). It is known that cAMP can influence transcription within M. tuberculosis
, and 10 putative CRPs have been identified from the genome sequence (41
). However, the wide array of both adenylate cyclases and putative cAMP binding proteins suggests more diverse action of cAMP in M. tuberculosis
than in L. pneumophila
). In this study, recombinant full-length LadC and recombinant protein encompassing just the CycC domain of LadC were analyzed repeatedly for adenylate cyclase activity under a variety of conditions in vitro (data not shown). However, these attempts at the biochemical characterization of LadC were unsuccessful, and we concluded that we were unable to mimic the biological conditions where LadC is active.
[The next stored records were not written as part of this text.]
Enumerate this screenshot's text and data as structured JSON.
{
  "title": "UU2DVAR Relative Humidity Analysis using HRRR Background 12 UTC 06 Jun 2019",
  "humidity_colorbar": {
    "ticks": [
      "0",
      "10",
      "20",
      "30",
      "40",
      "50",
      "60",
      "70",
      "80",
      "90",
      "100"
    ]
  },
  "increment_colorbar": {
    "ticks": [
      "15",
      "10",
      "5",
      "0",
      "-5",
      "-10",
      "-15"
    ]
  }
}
This study has demonstrated that the putative adenylate cyclase LadC is involved in the ability of L. pneumophila to infect a broad range of hosts, specifically through initiating an interaction between the bacterium and host cell. The mechanism by which this is achieved remains unclear; however, it appears that under the conditions examined here, it is not accomplished via the traditional role of cAMP as a second messenger to regulate bacterial transcription. We also did not detect any obvious differences in LPS staining or in protein secretion and outer membrane protein profile between wild-type L. pneumophila and the ladC mutant (data not shown), although a sensitive mass spectrometry approach may yet identify variations in LPS profile or protein abundance that could account for the adherence defect of the ladC mutant. Above all, further investigation of the five conserved adenylate cyclases of L. pneumophila and the various roles of cAMP during host cell infection will help to clarify this complex signaling system and its intrinsic link to pathogenesis.